Children with hearing loss are often described as being socially awkward. Pragmatic language skills can be several years delayed in comparison to typically hearing peers, causing immature social skills and social interactions. Being able to self-advocate for their listening, communication and learning needs requires our students to have not only a strong self-concept, but also socially appropriate skills. I liked this workbook because of it’s clear structure in teaching through discussion of the child’s own experiences. You can work with the child on all 4 areas, or just what you feel he or she needs. This workbook would be especially helpful when the Social Language/Behavior Cards are used following discussion to further explore appropriate social responses with the child.
The Social Skills Workbook
By practicing “self-talk,” children acquire specific skills—perceiving themselves as competent, expecting success in social situations, not worrying, accepting mistakes, and taking credit for success.
This workbook is ideal for both shy, socially neglected children, and aggressive, socially rejected youngsters.
I. Making Friends
- Asking Questions
- Giving Compliments
- Introducing Yourself
- Starting Conversations
- Following Rules
- Joining In
- Suggesting Activities
- Taking Turns
III. Responding Positively to Peers
- Accepting Compliments

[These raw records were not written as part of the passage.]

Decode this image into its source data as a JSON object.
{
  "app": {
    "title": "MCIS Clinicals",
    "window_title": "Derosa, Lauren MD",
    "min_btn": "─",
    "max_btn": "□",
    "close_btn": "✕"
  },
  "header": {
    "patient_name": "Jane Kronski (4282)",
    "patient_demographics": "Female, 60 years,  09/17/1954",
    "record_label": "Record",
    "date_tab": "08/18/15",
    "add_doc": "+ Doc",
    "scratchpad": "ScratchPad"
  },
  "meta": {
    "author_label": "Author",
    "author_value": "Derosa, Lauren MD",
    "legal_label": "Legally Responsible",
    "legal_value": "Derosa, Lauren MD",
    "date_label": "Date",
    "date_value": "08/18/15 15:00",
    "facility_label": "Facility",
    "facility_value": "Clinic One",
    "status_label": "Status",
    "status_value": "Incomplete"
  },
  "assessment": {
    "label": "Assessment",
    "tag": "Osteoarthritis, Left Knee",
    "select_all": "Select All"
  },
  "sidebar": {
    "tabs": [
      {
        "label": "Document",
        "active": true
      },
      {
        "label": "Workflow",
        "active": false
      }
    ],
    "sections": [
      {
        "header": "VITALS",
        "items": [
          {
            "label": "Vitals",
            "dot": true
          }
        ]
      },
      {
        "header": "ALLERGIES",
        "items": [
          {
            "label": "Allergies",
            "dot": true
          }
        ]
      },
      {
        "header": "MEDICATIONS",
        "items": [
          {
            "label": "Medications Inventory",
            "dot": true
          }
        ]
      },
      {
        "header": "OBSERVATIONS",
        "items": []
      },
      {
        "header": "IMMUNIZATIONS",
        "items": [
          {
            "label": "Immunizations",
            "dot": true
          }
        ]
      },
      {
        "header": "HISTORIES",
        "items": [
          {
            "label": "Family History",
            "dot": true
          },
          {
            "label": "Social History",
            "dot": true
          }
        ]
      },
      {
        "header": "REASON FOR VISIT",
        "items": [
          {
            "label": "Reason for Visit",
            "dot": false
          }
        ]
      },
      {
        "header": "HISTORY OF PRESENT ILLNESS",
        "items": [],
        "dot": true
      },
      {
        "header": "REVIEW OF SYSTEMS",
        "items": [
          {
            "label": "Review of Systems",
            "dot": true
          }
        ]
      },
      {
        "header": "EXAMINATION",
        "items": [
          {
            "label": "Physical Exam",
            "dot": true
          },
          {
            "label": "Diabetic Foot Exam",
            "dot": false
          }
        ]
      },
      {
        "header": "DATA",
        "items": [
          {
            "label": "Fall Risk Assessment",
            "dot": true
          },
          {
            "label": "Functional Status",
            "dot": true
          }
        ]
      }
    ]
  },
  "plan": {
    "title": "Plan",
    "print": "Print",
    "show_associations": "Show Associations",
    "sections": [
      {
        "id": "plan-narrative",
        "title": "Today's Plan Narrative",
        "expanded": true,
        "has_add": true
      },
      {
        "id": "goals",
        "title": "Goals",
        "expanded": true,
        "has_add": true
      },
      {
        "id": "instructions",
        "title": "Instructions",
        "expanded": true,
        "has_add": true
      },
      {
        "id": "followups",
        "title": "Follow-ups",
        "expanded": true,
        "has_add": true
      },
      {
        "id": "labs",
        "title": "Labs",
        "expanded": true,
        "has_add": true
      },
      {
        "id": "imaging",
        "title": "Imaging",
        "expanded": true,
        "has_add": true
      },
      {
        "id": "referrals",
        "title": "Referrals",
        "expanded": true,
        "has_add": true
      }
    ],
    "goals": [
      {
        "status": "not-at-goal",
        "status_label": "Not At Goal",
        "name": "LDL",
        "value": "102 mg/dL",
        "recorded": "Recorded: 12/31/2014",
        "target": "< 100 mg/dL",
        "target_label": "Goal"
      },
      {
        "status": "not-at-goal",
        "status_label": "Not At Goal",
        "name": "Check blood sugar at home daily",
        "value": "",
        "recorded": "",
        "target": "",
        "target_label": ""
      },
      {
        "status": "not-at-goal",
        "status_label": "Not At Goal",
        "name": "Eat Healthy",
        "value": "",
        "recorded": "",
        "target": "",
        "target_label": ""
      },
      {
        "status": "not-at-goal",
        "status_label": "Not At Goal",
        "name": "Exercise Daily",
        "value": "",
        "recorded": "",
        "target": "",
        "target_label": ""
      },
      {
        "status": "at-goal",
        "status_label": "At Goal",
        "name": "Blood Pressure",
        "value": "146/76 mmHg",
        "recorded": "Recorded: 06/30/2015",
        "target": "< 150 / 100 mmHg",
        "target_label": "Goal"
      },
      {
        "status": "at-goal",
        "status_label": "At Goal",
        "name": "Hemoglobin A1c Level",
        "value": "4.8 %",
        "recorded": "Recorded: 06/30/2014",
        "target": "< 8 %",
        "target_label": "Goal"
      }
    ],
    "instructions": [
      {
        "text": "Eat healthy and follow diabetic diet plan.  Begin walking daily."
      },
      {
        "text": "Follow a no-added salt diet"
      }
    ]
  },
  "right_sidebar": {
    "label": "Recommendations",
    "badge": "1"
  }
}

- Helping Peers in Trouble
- Offering Help
- Showing Concern for Peers
- Standing Up for Peers
- Asking for Help
- Asking to Borrow Others’ Property
- Expressing Negative Feelings
- Expressing Positive Feelings
- Getting Attention Appropriately
As children work on these skills they learn to use six different kinds of self-talk.
- Feeling Competent: In order to do something, first you have to tell yourself that you can do it.
- Expecting Success: Once you feel that you can do something, you have to tell yourself that you will be successful.
- Not Worrying: When you are using your social skills, try not to worry about how you will do. If you can’t help worrying, then remind yourself that you can use your skills even if you do worry.
- Accepting Mistakes: Whenever you try something new, you’re going to make some mistakes. Accept them, and don’t be discouraged from trying again.
- Crediting Yourself: When you have done what you wanted to do, give yourself credit. Crediting yourself positively means you tell yourself that YOU made it happen.
- Complimenting Yourself: Compliment yourself for a specific behavior. When you criticize something you have done wrong, criticize only your behavior, not yourself.
Spiral bound, 8.5″ x 11″, 60 pages.